Return all entries precisely as they stand, without the images.

BEGIN

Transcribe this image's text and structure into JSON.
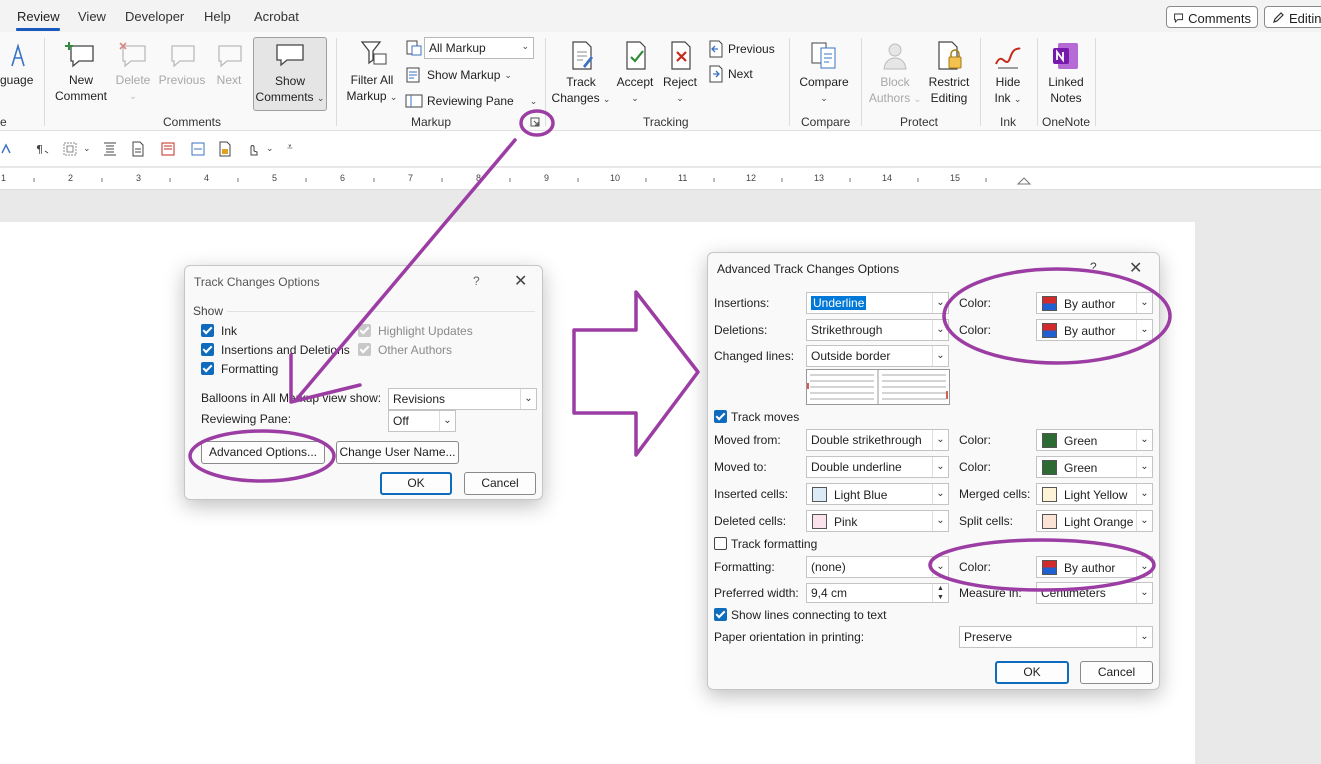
{
  "tabs": [
    "Review",
    "View",
    "Developer",
    "Help",
    "Acrobat"
  ],
  "top_right": {
    "comments": "Comments",
    "editing": "Editin"
  },
  "ribbon": {
    "language_partial": "guage",
    "new_comment": [
      "New",
      "Comment"
    ],
    "delete": "Delete",
    "previous": "Previous",
    "next": "Next",
    "show_comments": [
      "Show",
      "Comments"
    ],
    "comments_group": "Comments",
    "filter_all_markup": [
      "Filter All",
      "Markup"
    ],
    "all_markup": "All Markup",
    "show_markup": "Show Markup",
    "reviewing_pane": "Reviewing Pane",
    "markup_group": "Markup",
    "track_changes": [
      "Track",
      "Changes"
    ],
    "accept": "Accept",
    "reject": "Reject",
    "tr_previous": "Previous",
    "tr_next": "Next",
    "tracking_group": "Tracking",
    "compare": "Compare",
    "compare_group": "Compare",
    "block_authors": [
      "Block",
      "Authors"
    ],
    "restrict_editing": [
      "Restrict",
      "Editing"
    ],
    "protect_group": "Protect",
    "hide_ink": [
      "Hide",
      "Ink"
    ],
    "ink_group": "Ink",
    "linked_notes": [
      "Linked",
      "Notes"
    ],
    "onenote_group": "OneNote",
    "partial_e": "e"
  },
  "ruler_numbers": [
    "1",
    "2",
    "3",
    "4",
    "5",
    "6",
    "7",
    "8",
    "9",
    "10",
    "11",
    "12",
    "13",
    "14",
    "15"
  ],
  "tco": {
    "title": "Track Changes Options",
    "help": "?",
    "show_label": "Show",
    "ink": "Ink",
    "insdel": "Insertions and Deletions",
    "formatting": "Formatting",
    "highlight": "Highlight Updates",
    "other_authors": "Other Authors",
    "balloons_label": "Balloons in All Markup view show:",
    "balloons_value": "Revisions",
    "pane_label": "Reviewing Pane:",
    "pane_value": "Off",
    "advanced": "Advanced Options...",
    "change_user": "Change User Name...",
    "ok": "OK",
    "cancel": "Cancel"
  },
  "atco": {
    "title": "Advanced Track Changes Options",
    "help": "?",
    "insertions_label": "Insertions:",
    "insertions_value": "Underline",
    "deletions_label": "Deletions:",
    "deletions_value": "Strikethrough",
    "changed_lines_label": "Changed lines:",
    "changed_lines_value": "Outside border",
    "color_label": "Color:",
    "by_author": "By author",
    "track_moves": "Track moves",
    "moved_from_label": "Moved from:",
    "moved_from_value": "Double strikethrough",
    "moved_to_label": "Moved to:",
    "moved_to_value": "Double underline",
    "green": "Green",
    "inserted_cells_label": "Inserted cells:",
    "inserted_cells_value": "Light Blue",
    "deleted_cells_label": "Deleted cells:",
    "deleted_cells_value": "Pink",
    "merged_cells_label": "Merged cells:",
    "merged_cells_value": "Light Yellow",
    "split_cells_label": "Split cells:",
    "split_cells_value": "Light Orange",
    "track_formatting": "Track formatting",
    "formatting_label": "Formatting:",
    "formatting_value": "(none)",
    "preferred_width_label": "Preferred width:",
    "preferred_width_value": "9,4 cm",
    "measure_in_label": "Measure in:",
    "measure_in_value": "Centimeters",
    "show_lines": "Show lines connecting to text",
    "paper_orient_label": "Paper orientation in printing:",
    "paper_orient_value": "Preserve",
    "ok": "OK",
    "cancel": "Cancel"
  },
  "colors": {
    "accent": "#185abd",
    "annotation": "#9b3da3",
    "green": "#2e6b34",
    "light_blue": "#dcebf8",
    "pink": "#fbe3ee",
    "light_yellow": "#fdf3d7",
    "light_orange": "#fbe4d6"
  }
}
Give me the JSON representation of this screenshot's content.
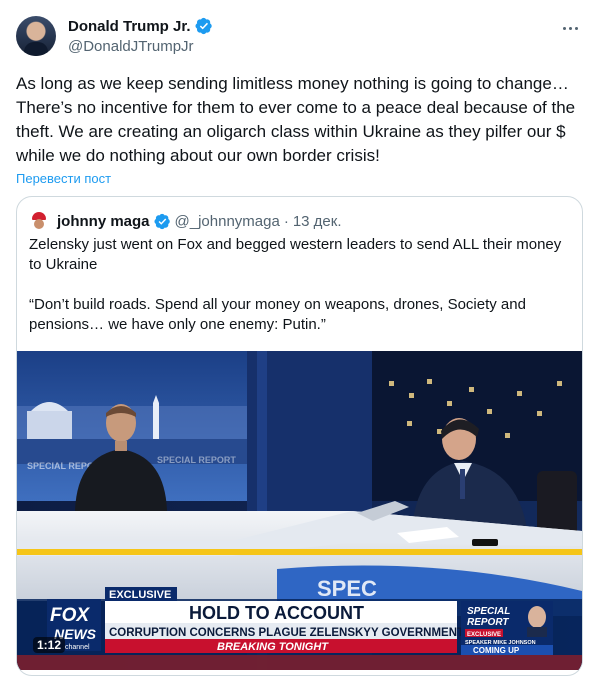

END

**Response area:**
Transcribe this image's text and structure into JSON.
{
  "tabs": [
    "Review",
    "View",
    "Developer",
    "Help",
    "Acrobat"
  ],
  "top_right": {
    "comments": "Comments",
    "editing": "Editin"
  },
  "ribbon": {
    "language_partial": "guage",
    "new_comment": [
      "New",
      "Comment"
    ],
    "delete": "Delete",
    "previous": "Previous",
    "next": "Next",
    "show_comments": [
      "Show",
      "Comments"
    ],
    "comments_group": "Comments",
    "filter_all_markup": [
      "Filter All",
      "Markup"
    ],
    "all_markup": "All Markup",
    "show_markup": "Show Markup",
    "reviewing_pane": "Reviewing Pane",
    "markup_group": "Markup",
    "track_changes": [
      "Track",
      "Changes"
    ],
    "accept": "Accept",
    "reject": "Reject",
    "tr_previous": "Previous",
    "tr_next": "Next",
    "tracking_group": "Tracking",
    "compare": "Compare",
    "compare_group": "Compare",
    "block_authors": [
      "Block",
      "Authors"
    ],
    "restrict_editing": [
      "Restrict",
      "Editing"
    ],
    "protect_group": "Protect",
    "hide_ink": [
      "Hide",
      "Ink"
    ],
    "ink_group": "Ink",
    "linked_notes": [
      "Linked",
      "Notes"
    ],
    "onenote_group": "OneNote",
    "partial_e": "e"
  },
  "ruler_numbers": [
    "1",
    "2",
    "3",
    "4",
    "5",
    "6",
    "7",
    "8",
    "9",
    "10",
    "11",
    "12",
    "13",
    "14",
    "15"
  ],
  "tco": {
    "title": "Track Changes Options",
    "help": "?",
    "show_label": "Show",
    "ink": "Ink",
    "insdel": "Insertions and Deletions",
    "formatting": "Formatting",
    "highlight": "Highlight Updates",
    "other_authors": "Other Authors",
    "balloons_label": "Balloons in All Markup view show:",
    "balloons_value": "Revisions",
    "pane_label": "Reviewing Pane:",
    "pane_value": "Off",
    "advanced": "Advanced Options...",
    "change_user": "Change User Name...",
    "ok": "OK",
    "cancel": "Cancel"
  },
  "atco": {
    "title": "Advanced Track Changes Options",
    "help": "?",
    "insertions_label": "Insertions:",
    "insertions_value": "Underline",
    "deletions_label": "Deletions:",
    "deletions_value": "Strikethrough",
    "changed_lines_label": "Changed lines:",
    "changed_lines_value": "Outside border",
    "color_label": "Color:",
    "by_author": "By author",
    "track_moves": "Track moves",
    "moved_from_label": "Moved from:",
    "moved_from_value": "Double strikethrough",
    "moved_to_label": "Moved to:",
    "moved_to_value": "Double underline",
    "green": "Green",
    "inserted_cells_label": "Inserted cells:",
    "inserted_cells_value": "Light Blue",
    "deleted_cells_label": "Deleted cells:",
    "deleted_cells_value": "Pink",
    "merged_cells_label": "Merged cells:",
    "merged_cells_value": "Light Yellow",
    "split_cells_label": "Split cells:",
    "split_cells_value": "Light Orange",
    "track_formatting": "Track formatting",
    "formatting_label": "Formatting:",
    "formatting_value": "(none)",
    "preferred_width_label": "Preferred width:",
    "preferred_width_value": "9,4 cm",
    "measure_in_label": "Measure in:",
    "measure_in_value": "Centimeters",
    "show_lines": "Show lines connecting to text",
    "paper_orient_label": "Paper orientation in printing:",
    "paper_orient_value": "Preserve",
    "ok": "OK",
    "cancel": "Cancel"
  },
  "colors": {
    "accent": "#185abd",
    "annotation": "#9b3da3",
    "green": "#2e6b34",
    "light_blue": "#dcebf8",
    "pink": "#fbe3ee",
    "light_yellow": "#fdf3d7",
    "light_orange": "#fbe4d6"
  }
}
Give me the JSON representation of this screenshot's content.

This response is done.